When I began this research in 1991 I embarked on a quest to turn up the volume on the stories of gender and sexuality that have been dubbed out of the Chicano historical record. Through this journey I found that being an oral historian is like being a DJ. As one digs through the old crates of records (historical archives) to find missing stories, the songs (narrative grooves, if you will) must be selected and their elements remixed to produce new meanings.
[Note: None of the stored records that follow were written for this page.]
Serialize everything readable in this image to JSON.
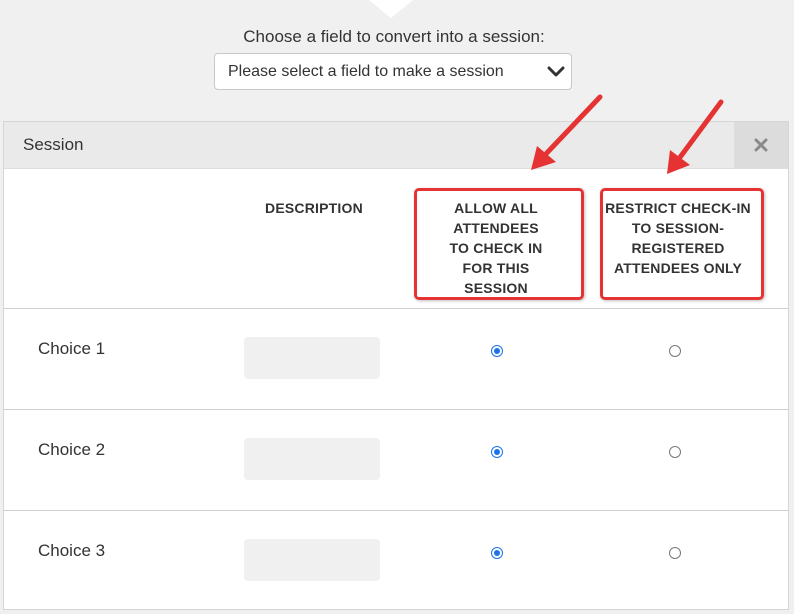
{
  "field_select": {
    "label": "Choose a field to convert into a session:",
    "selected": "Please select a field to make a session"
  },
  "panel": {
    "title": "Session",
    "close_icon": "close-icon",
    "columns": {
      "description": "DESCRIPTION",
      "allow_all": "ALLOW ALL ATTENDEES TO CHECK IN FOR THIS SESSION",
      "restrict": "RESTRICT CHECK-IN TO SESSION-REGISTERED ATTENDEES ONLY"
    },
    "rows": [
      {
        "label": "Choice 1",
        "allow_all": true,
        "restrict": false
      },
      {
        "label": "Choice 2",
        "allow_all": true,
        "restrict": false
      },
      {
        "label": "Choice 3",
        "allow_all": true,
        "restrict": false
      }
    ]
  },
  "colors": {
    "annotation": "#e53333",
    "radio_selected": "#1a73e8"
  }
}
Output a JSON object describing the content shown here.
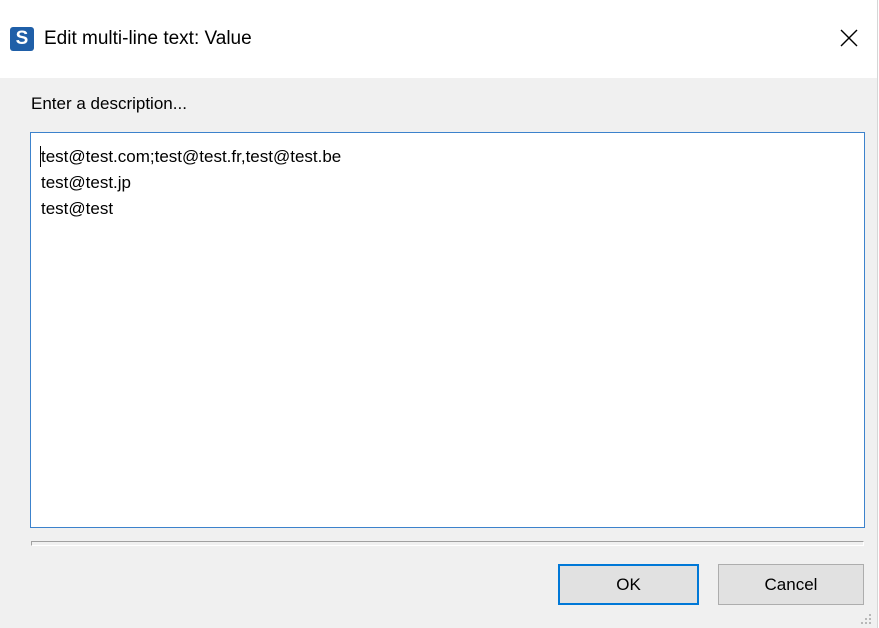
{
  "window": {
    "title": "Edit multi-line text: Value",
    "app_icon_letter": "S",
    "close_glyph": "close-icon"
  },
  "dialog": {
    "prompt": "Enter a description...",
    "text_lines": [
      "test@test.com;test@test.fr,test@test.be",
      "test@test.jp",
      "test@test"
    ]
  },
  "buttons": {
    "ok_label": "OK",
    "cancel_label": "Cancel"
  },
  "colors": {
    "accent": "#0078d7",
    "textarea_border": "#3c82cc",
    "app_icon_bg": "#1f5fa8"
  }
}
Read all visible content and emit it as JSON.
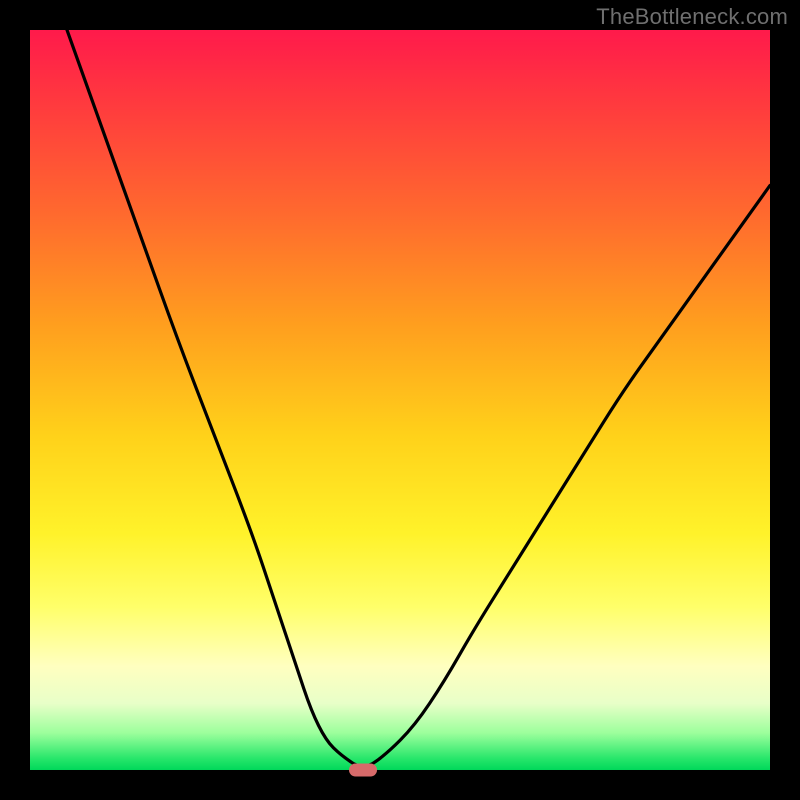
{
  "watermark": "TheBottleneck.com",
  "chart_data": {
    "type": "line",
    "title": "",
    "xlabel": "",
    "ylabel": "",
    "xlim": [
      0,
      100
    ],
    "ylim": [
      0,
      100
    ],
    "grid": false,
    "legend": false,
    "series": [
      {
        "name": "bottleneck-curve",
        "x": [
          5,
          10,
          15,
          20,
          25,
          30,
          33,
          36,
          38,
          40,
          42,
          45,
          48,
          52,
          56,
          60,
          65,
          70,
          75,
          80,
          85,
          90,
          95,
          100
        ],
        "values": [
          100,
          86,
          72,
          58,
          45,
          32,
          23,
          14,
          8,
          4,
          2,
          0,
          2,
          6,
          12,
          19,
          27,
          35,
          43,
          51,
          58,
          65,
          72,
          79
        ]
      }
    ],
    "marker": {
      "x": 45,
      "y": 0
    },
    "gradient_stops": [
      {
        "pos": 0,
        "color": "#ff1a4b"
      },
      {
        "pos": 0.25,
        "color": "#ff6a2e"
      },
      {
        "pos": 0.55,
        "color": "#ffd21a"
      },
      {
        "pos": 0.78,
        "color": "#ffff6a"
      },
      {
        "pos": 0.95,
        "color": "#9cff9c"
      },
      {
        "pos": 1.0,
        "color": "#00d85a"
      }
    ]
  }
}
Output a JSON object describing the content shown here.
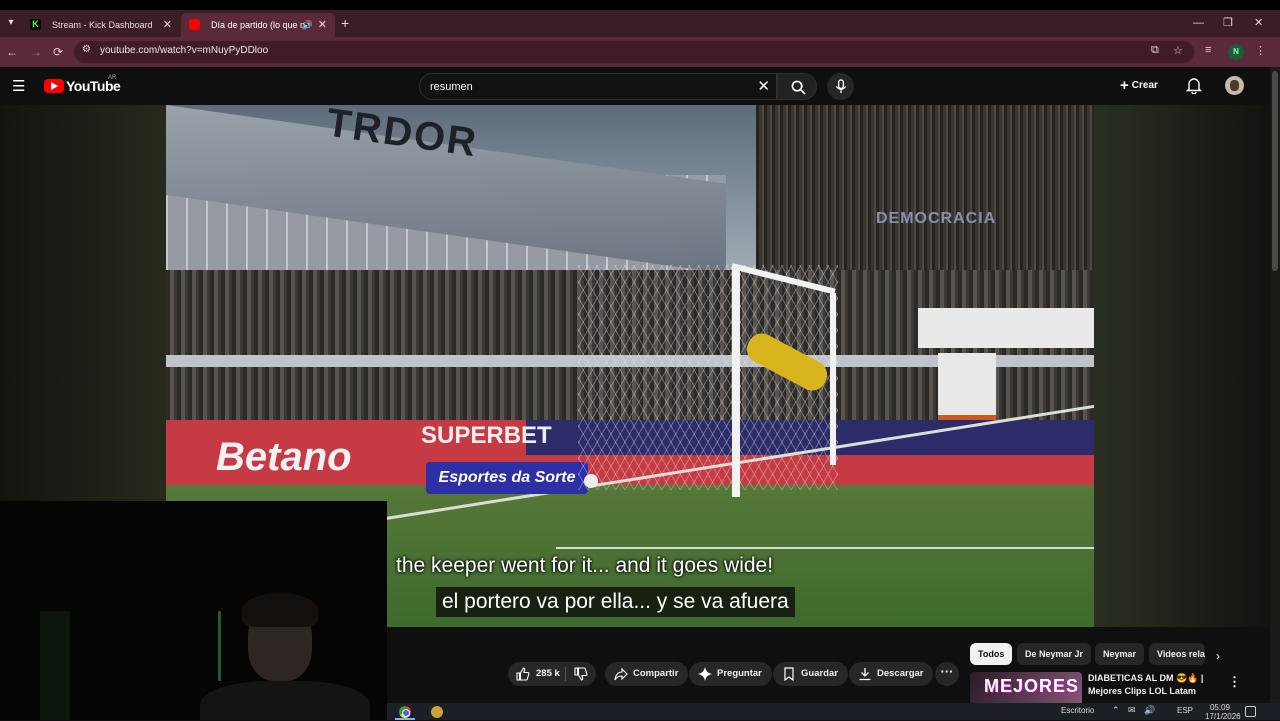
{
  "browser": {
    "tabs": [
      {
        "title": "Stream - Kick Dashboard",
        "favicon": "kick-icon",
        "favicon_color": "#53fc18"
      },
      {
        "title": "Día de partido (lo que no ve",
        "favicon": "youtube-icon",
        "favicon_color": "#ff0000",
        "audio": true
      }
    ],
    "url": "youtube.com/watch?v=mNuyPyDDloo",
    "profile_initial": "N",
    "accent": "#5b2a3a"
  },
  "youtube": {
    "logo_text": "YouTube",
    "country_code": "AR",
    "search_query": "resumen",
    "create_label": "Crear"
  },
  "video": {
    "scene_text": {
      "roof_sign": "TRDOR",
      "banner": "DEMOCRACIA",
      "ad_betano": "Betano",
      "ad_superbet": "SUPERBET",
      "ad_sorte": "Esportes da Sorte"
    },
    "subtitle_en": "the keeper went for it... and it goes wide!",
    "subtitle_es": "el portero va por ella... y se va afuera"
  },
  "actions": {
    "likes": "285 k",
    "share": "Compartir",
    "ask": "Preguntar",
    "save": "Guardar",
    "download": "Descargar"
  },
  "chips": [
    "Todos",
    "De Neymar Jr",
    "Neymar",
    "Videos rela"
  ],
  "related": {
    "thumb_text": "MEJORES",
    "title": "DIABETICAS AL DM 😎🔥 | Mejores Clips LOL Latam"
  },
  "taskbar": {
    "desktop_label": "Escritorio",
    "lang": "ESP",
    "time": "05:09",
    "date": "17/1/2026"
  }
}
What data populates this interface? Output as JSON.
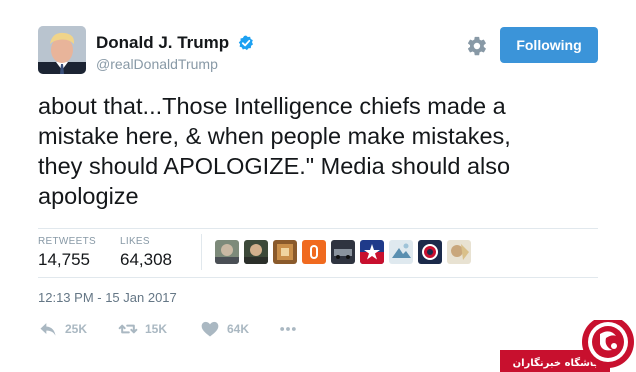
{
  "user": {
    "display_name": "Donald J. Trump",
    "handle": "@realDonaldTrump",
    "verified": true,
    "verified_icon": "verified-badge-icon"
  },
  "actions_bar": {
    "settings_icon": "gear-icon",
    "follow_label": "Following"
  },
  "tweet": {
    "text": "about that...Those Intelligence chiefs made a\nmistake here, & when people make mistakes,\nthey should APOLOGIZE.\" Media should also\napologize"
  },
  "stats": {
    "retweets_label": "RETWEETS",
    "retweets_value": "14,755",
    "likes_label": "LIKES",
    "likes_value": "64,308"
  },
  "likers_count_shown": 9,
  "timestamp": "12:13 PM - 15 Jan 2017",
  "footer_actions": [
    {
      "icon": "reply-icon",
      "count": "25K"
    },
    {
      "icon": "retweet-icon",
      "count": "15K"
    },
    {
      "icon": "heart-icon",
      "count": "64K"
    },
    {
      "icon": "more-icon",
      "count": ""
    }
  ],
  "watermark": {
    "text": "باشگاه خبرنگاران"
  },
  "colors": {
    "accent": "#3b94d9",
    "text": "#14171a",
    "muted": "#8899a6",
    "icon_gray": "#aab8c2",
    "watermark_red": "#c8102e"
  }
}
Oral historians spin the historical record by sampling new voices and cutting and mixing the established soundscape to allow listeners to hear something different, even in grooves they thought they knew.
— Maylei Blackwell | ¡Chicana Power!: Contested Histories of Feminism in the Chicano Movement | 2011